James Surowiecki has a nice and short article in this month's New Yorker on the death of newspapers. For those who remember Danny Devito in Other People's Money, its pretty much the buggy whip argument (movie is down below, skip ahead to 2:30)--but a bit more complicated. It is not a simple matter of an industry becoming outdated, but of an industry not recognizing the most vital aspect of its operation. Newspapers shouldn't conceptualize themselves as being in the print business, rather, they are in the information business. Had they realized this 15 years ago, they could have done more to network and prevent things like CraigList, Monster, etc. from taking over a large part of their business--communicating vital information and networking strangers.
I do find a particular irony in Surowiecki's article: so often we think of the internet as promoting local relations. By putting media back into the hands of the people (to channel some Gillmor), the internet provides more and more local broadcasting. It creates voices outside of the major media centers. But, as Surowiecki explains, it is also killing the local newspaper--since so much information is out there for free.
I wonder where people will read obituaries once the local paper has died.

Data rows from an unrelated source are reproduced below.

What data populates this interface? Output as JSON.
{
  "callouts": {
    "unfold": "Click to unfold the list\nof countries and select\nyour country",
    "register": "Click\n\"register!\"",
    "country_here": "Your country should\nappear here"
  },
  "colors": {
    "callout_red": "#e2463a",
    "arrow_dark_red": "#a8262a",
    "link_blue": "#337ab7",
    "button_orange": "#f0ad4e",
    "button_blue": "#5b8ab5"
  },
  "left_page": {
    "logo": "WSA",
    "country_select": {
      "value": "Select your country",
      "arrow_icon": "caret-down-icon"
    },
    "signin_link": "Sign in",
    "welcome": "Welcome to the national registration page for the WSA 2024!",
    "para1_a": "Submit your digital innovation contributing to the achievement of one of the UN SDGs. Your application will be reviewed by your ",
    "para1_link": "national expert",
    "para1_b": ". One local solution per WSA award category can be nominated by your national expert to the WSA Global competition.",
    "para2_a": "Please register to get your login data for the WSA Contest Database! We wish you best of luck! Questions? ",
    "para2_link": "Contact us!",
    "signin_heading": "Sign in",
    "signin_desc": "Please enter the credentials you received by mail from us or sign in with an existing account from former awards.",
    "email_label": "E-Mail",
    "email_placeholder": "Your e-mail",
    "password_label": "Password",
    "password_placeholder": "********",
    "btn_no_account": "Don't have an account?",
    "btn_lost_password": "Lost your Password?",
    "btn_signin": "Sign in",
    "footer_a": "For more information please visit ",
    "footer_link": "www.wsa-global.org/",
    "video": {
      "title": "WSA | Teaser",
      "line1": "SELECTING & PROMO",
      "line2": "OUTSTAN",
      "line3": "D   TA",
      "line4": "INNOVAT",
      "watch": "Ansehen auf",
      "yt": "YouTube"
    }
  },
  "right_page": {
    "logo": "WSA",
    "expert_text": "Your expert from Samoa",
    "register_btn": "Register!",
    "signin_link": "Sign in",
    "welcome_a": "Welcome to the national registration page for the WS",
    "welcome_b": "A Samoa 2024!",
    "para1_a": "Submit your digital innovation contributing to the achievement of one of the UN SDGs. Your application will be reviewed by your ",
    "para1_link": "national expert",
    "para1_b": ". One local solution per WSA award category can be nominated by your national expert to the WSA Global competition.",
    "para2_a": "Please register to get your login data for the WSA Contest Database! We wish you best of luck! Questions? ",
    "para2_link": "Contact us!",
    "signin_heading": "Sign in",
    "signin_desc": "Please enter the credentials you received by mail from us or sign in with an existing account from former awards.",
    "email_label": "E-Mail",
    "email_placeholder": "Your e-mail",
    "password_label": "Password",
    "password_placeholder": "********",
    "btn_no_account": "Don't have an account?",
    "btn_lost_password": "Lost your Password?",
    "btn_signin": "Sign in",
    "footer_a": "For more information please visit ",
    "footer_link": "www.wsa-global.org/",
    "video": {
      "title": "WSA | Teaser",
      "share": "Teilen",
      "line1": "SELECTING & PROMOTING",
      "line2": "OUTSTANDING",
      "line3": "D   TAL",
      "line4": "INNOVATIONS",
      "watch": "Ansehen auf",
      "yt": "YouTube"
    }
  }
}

There is another disturbing suggestion in Surowiecki's argument--the return of patronage. Perhaps patronage of the newspaper is no different than that of PBS, but the thought of news media outlets relying on the generosity of the wealthy scares me. I don't want the news to be purchased. Fox news is bad enough. Let's not return to a medieval system where every party has their own scribe competing to present the truth. Oh, wait... I think we already have that... But let's at least attempt to maintain an air of objectivity that allows me to think the system is working...